However, JD reported at 7:46 am on the same day that its sales already hit over 100 billion yuan, conveying the impression that the firm achieved the sales mark one hour earlier than its bigger rival.
Wang Shuai, Alibaba’s top PR official, then said in a video that “JD can count its full-year sales as Single’s Day if it wants to. It has changed the methodology of its calculation for the seventh time in recent years. A good accountant is the only thing JD needs to exceed Tmall.”
Wang’s comments are fairly valid. JD started its sales event on November 1 and combined 11 days of sales. By contrast, rival Alibaba reported its one-day sales on November 11. Therefore, the figures published by Alibaba and JD are not comparable.
In response, Xu Lei, JD Group’s chief marketing officer, said in a WeChat post that “if one can start pre-selling more than 20 days before, why we can’t count 11 days of sales as the total sales for the shopping event. It’s not a question of math, but a question of logic.”
Xu refers to a pre-sales campaign Alibaba launched since late October, under which buyers could deposit some amount in order to obtain a discount on Single’s Day. The move has been applauded as it helps reduce delivery bottlenecks and give more time for sellers to stock up best-selling products.
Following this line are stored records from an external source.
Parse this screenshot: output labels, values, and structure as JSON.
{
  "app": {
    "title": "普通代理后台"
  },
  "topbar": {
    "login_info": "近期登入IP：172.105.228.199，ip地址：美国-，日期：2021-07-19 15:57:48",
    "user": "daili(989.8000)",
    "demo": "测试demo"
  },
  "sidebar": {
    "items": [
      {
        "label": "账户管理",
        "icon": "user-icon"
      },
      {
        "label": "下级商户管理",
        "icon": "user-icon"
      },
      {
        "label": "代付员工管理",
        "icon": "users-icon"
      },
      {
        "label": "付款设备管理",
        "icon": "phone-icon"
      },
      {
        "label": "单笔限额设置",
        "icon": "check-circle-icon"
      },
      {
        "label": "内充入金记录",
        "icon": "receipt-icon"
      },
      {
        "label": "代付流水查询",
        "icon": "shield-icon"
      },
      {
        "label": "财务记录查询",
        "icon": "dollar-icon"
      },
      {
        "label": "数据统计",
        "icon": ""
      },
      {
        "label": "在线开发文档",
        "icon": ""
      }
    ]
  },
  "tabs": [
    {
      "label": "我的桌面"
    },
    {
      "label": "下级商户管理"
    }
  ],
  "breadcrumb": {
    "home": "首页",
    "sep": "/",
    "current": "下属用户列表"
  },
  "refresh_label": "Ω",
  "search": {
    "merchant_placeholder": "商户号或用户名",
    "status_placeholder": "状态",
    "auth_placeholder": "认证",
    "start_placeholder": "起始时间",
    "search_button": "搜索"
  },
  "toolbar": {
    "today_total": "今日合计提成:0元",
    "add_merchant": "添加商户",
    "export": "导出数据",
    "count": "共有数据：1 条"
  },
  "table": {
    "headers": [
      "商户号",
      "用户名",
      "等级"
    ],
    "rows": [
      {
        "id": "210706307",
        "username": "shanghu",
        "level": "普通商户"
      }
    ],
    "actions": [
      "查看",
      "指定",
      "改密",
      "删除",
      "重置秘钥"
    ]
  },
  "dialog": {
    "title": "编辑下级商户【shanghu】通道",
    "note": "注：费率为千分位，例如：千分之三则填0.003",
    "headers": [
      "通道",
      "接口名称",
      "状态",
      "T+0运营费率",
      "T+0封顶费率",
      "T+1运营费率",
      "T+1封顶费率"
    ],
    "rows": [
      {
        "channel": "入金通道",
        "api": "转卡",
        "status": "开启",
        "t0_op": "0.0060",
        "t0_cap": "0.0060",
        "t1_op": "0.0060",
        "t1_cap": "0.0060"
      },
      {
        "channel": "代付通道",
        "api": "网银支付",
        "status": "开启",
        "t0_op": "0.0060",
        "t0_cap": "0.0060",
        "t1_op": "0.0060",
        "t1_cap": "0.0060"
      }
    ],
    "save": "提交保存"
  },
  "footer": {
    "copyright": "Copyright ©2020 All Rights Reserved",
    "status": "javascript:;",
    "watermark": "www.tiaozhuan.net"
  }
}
JD argued that if Alibaba took more than 20 days to promote Single’s Day in the pre-sale, it’s fair for JD to include the run-up to Single’s Day as total sales figure.
Alibaba said its one-day sales reached 168.3 billion yuan, up 39 percent from last year. Meanwhile, JD’s sales for Singles’ Day – including sales notched during the run-up – reached 127.1 billion yuan, marking a record high.
The Singles’ Day shopping event was created by Alibaba in 2009. JD, meanwhile, has started its own shopping festival to celebrate its June 18 anniversary. During the so-called 6.18 festival this year, the company reported 119.9 billion yuan in sales between June 1 and June 18.
Both the companies have generated significant sales from the shopping events. However, they are facing unprecedented competition in the domestic market. It’s reported that business-to-customer e-commerce sales in China surged 44 percent to 254 billion yuan on Single’s Day this year. Alibaba and JD accounted for 66.2 percent and 21.4 percent respectively. However, both have seen their market shares slip a little compared to last year, when they accounted for 68.2 percent and 22.7 percent respectively.
The two e-commerce giants have together lost 3.3 percent market share this year. More entrants have joined the competition amid well-developed market infrastructure like mobile payments and logistics.
Many new-emerging e-commerce rivals have been focusing on niche market segments, such as cosmetics, women’s shoes, snacks, automobiles, etc. The new entrants have managed to divert some user traffic from Alibaba and JD.
This article appeared in the Hong Kong Economic Journal on Nov 17
Translation by Julie Zhu
[Chinese version 中文版]
– Contact us at [email protected]